## Extracted records
>>

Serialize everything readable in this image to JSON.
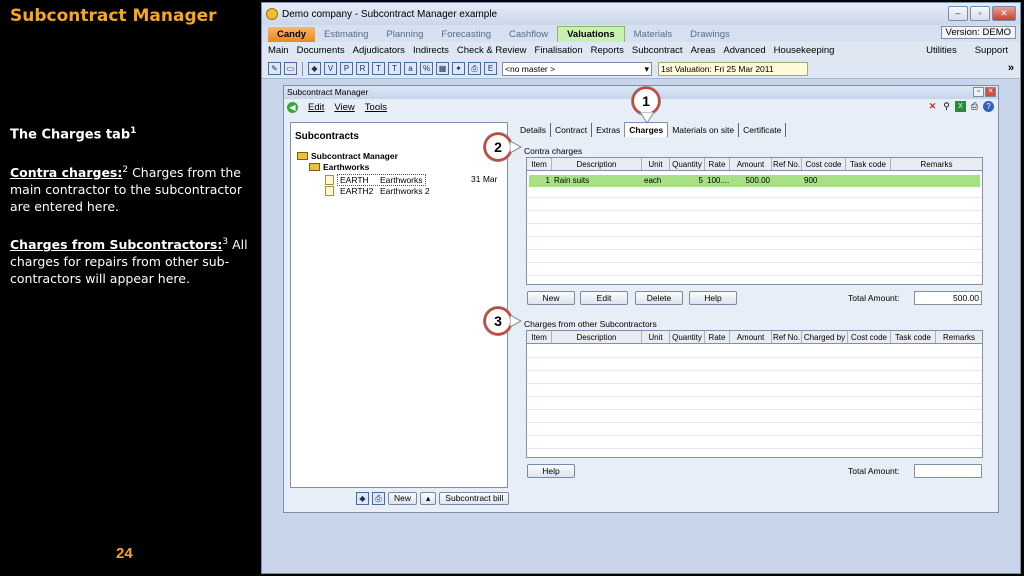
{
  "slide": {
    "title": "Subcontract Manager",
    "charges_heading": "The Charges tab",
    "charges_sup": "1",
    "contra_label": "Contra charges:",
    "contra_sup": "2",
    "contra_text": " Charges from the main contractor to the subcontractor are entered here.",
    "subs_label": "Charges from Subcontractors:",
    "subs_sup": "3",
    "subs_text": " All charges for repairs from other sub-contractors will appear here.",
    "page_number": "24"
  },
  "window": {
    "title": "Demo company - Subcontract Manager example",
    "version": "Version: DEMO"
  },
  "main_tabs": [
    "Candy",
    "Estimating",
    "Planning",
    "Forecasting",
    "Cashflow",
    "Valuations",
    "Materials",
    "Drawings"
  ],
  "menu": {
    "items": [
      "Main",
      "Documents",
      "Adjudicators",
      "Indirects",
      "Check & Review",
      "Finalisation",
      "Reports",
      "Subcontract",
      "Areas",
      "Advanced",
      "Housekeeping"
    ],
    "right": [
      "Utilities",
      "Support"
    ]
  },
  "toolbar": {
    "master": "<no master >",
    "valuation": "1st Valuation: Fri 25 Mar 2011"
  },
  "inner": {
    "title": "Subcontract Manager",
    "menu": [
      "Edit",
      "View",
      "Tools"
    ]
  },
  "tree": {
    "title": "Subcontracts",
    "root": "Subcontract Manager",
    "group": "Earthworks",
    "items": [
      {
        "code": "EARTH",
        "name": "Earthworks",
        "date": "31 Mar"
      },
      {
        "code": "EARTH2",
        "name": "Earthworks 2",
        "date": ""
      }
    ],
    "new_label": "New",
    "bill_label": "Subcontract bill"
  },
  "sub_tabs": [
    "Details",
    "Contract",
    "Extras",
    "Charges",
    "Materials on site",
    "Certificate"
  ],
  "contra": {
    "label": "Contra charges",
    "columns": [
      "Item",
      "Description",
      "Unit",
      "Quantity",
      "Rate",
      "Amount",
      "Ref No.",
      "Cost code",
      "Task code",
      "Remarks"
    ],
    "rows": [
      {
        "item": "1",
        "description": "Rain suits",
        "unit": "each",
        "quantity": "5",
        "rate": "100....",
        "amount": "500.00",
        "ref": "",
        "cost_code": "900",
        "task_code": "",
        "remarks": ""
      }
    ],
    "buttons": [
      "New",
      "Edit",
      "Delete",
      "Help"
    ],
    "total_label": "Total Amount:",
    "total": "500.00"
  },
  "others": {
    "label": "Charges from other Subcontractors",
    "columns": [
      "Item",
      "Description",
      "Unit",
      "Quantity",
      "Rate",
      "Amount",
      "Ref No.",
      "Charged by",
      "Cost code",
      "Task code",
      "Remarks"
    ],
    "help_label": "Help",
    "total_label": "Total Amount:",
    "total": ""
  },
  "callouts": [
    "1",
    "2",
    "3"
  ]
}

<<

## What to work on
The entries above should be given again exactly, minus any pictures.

## Solution to the problem
Serialize everything readable in this image to JSON.
{
  "slide": {
    "title": "Subcontract Manager",
    "charges_heading": "The Charges tab",
    "charges_sup": "1",
    "contra_label": "Contra charges:",
    "contra_sup": "2",
    "contra_text": " Charges from the main contractor to the subcontractor are entered here.",
    "subs_label": "Charges from Subcontractors:",
    "subs_sup": "3",
    "subs_text": " All charges for repairs from other sub-contractors will appear here.",
    "page_number": "24"
  },
  "window": {
    "title": "Demo company - Subcontract Manager example",
    "version": "Version: DEMO"
  },
  "main_tabs": [
    "Candy",
    "Estimating",
    "Planning",
    "Forecasting",
    "Cashflow",
    "Valuations",
    "Materials",
    "Drawings"
  ],
  "menu": {
    "items": [
      "Main",
      "Documents",
      "Adjudicators",
      "Indirects",
      "Check & Review",
      "Finalisation",
      "Reports",
      "Subcontract",
      "Areas",
      "Advanced",
      "Housekeeping"
    ],
    "right": [
      "Utilities",
      "Support"
    ]
  },
  "toolbar": {
    "master": "<no master >",
    "valuation": "1st Valuation: Fri 25 Mar 2011"
  },
  "inner": {
    "title": "Subcontract Manager",
    "menu": [
      "Edit",
      "View",
      "Tools"
    ]
  },
  "tree": {
    "title": "Subcontracts",
    "root": "Subcontract Manager",
    "group": "Earthworks",
    "items": [
      {
        "code": "EARTH",
        "name": "Earthworks",
        "date": "31 Mar"
      },
      {
        "code": "EARTH2",
        "name": "Earthworks 2",
        "date": ""
      }
    ],
    "new_label": "New",
    "bill_label": "Subcontract bill"
  },
  "sub_tabs": [
    "Details",
    "Contract",
    "Extras",
    "Charges",
    "Materials on site",
    "Certificate"
  ],
  "contra": {
    "label": "Contra charges",
    "columns": [
      "Item",
      "Description",
      "Unit",
      "Quantity",
      "Rate",
      "Amount",
      "Ref No.",
      "Cost code",
      "Task code",
      "Remarks"
    ],
    "rows": [
      {
        "item": "1",
        "description": "Rain suits",
        "unit": "each",
        "quantity": "5",
        "rate": "100....",
        "amount": "500.00",
        "ref": "",
        "cost_code": "900",
        "task_code": "",
        "remarks": ""
      }
    ],
    "buttons": [
      "New",
      "Edit",
      "Delete",
      "Help"
    ],
    "total_label": "Total Amount:",
    "total": "500.00"
  },
  "others": {
    "label": "Charges from other Subcontractors",
    "columns": [
      "Item",
      "Description",
      "Unit",
      "Quantity",
      "Rate",
      "Amount",
      "Ref No.",
      "Charged by",
      "Cost code",
      "Task code",
      "Remarks"
    ],
    "help_label": "Help",
    "total_label": "Total Amount:",
    "total": ""
  },
  "callouts": [
    "1",
    "2",
    "3"
  ]
}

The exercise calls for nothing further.